LONDON (Reuters) - The world can still agree a deal in December to curb greenhouse gas emissions and prepare for a warmer world, co-chairs of a meeting of major polluters in London — Britain and the United States — said on Sunday.
Skeptics argue a U.N. December deadline is now too tight as negotiators have so far failed to agree targets to cut greenhouse gas emissions and funds to help developing countries prepare for more extreme weather and rising seas.
But Britain and the United States pointed to moves from both developed and developing countries including India, Indonesia, Japan and China.
“You can look at that and conclude, as I do, there’s a deal to be had,” said Washington’s top climate envoy Todd Stern, at the start of the October 18-19 talks among major polluters.
“I think a deal is quite possible.
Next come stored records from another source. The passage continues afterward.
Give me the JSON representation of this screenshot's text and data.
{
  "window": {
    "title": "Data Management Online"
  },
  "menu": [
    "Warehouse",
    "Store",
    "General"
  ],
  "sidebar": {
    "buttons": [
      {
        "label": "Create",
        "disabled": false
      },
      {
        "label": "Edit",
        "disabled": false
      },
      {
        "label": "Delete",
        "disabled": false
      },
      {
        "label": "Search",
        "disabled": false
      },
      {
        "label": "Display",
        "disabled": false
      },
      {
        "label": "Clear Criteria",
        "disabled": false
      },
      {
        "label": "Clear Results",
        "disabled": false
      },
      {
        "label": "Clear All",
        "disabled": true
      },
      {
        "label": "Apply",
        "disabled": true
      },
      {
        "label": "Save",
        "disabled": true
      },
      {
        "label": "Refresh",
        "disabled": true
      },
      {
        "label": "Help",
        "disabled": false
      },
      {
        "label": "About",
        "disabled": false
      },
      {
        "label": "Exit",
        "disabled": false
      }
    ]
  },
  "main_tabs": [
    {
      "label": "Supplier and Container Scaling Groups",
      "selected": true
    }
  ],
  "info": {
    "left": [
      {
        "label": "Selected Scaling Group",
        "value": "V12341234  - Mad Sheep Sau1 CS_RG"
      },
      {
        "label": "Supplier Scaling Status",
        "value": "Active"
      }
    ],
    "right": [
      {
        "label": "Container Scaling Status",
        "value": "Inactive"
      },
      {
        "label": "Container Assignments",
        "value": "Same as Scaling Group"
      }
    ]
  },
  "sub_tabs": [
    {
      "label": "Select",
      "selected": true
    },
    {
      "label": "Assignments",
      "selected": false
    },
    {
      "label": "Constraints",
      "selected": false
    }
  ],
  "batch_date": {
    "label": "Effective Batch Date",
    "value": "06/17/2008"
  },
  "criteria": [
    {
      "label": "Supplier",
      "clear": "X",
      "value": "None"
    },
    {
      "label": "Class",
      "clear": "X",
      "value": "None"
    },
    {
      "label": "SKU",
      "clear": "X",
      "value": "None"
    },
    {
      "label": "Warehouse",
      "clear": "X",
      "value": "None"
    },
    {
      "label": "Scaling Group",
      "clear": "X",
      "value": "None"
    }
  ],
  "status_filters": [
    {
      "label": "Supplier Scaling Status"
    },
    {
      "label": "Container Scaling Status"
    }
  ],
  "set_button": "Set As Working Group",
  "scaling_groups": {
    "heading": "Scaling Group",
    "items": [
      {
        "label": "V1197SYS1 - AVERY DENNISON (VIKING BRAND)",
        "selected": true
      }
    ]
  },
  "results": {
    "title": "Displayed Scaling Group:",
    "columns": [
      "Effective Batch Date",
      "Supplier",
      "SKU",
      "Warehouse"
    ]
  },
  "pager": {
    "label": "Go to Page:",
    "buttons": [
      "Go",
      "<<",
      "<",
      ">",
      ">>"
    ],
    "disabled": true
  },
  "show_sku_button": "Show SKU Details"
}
There are difficulties, but on the other hand not that many elements to put together a basic deal,” he said, adding he was still aiming for December.
The London meeting is the latest in a series of U.S.-initiated “major economies forum” (MEF) sessions, meant to support U.N. talks to agree a new pact to extend or replace the existing Kyoto Protocol at a December 7-18 meeting in Copenhagen.
Among proposed action, last month Indonesia said it would cut greenhouse gases by a quarter compared with current trends by 2020. Chinese premier Hu Jintao said Beijing would curb carbon emissions growth.
Japan’s new government committed to a far more ambitious climate target than the previous administration.
“There are good straws in the wind,” British energy and climate secretary Ed Miliband told the BBC on Sunday.
But Miliband also pointed to the two biggest obstacles to a deal — agreeing targets to cut greenhouse gas emissions by rich nations by 2020, and funds to help developing countries.
“There are also some big obstacles that have to be overcome. We need a (emissions target) number from the United States.”
Co-chair of the London meeting, Stern told reporters the U.S. 2020 emissions target was “pretty clear,” and added a deal would “undoubtedly” include numbers on climate finance for developing countries.
But he could not confirm that the United States would offer concrete numbers for either in Copenhagen.
Under a domestic legislative process, the U.S. House of Representatives had approved a 2020 target to curb U.S. greenhouse gas emissions by 17 percent compared with 2005 levels, and the Senate was considering 20 percent, he said.
U.S. President Barack Obama had previously supported 14 percent, said Stern, who acknowledged his country had to wait for Congress to establish a firm position.
“The range we’re talking about is pretty clear but I’m not going to speculate, I am hopeful that things move pretty far down the track, we’ll just have to see where we are when December comes around. It isn’t a huge big mystery, the number.”
Analysts doubt Obama will sign a domestic bill by December. The U.S. offer on climate finance was also “wrapped up” in the domestic climate bill process, Stern said.
Indian environment minister Jairam Ramesh told Reuters on Friday a deal may miss the December deadline by several months. The chair of a U.N. panel of climate scientists, Rajendra Pachauri, said last week the world had the option of meeting again in mid-2010.
Additional reporting by Muriel Boselli in Paris; Editing by Janet Lawrence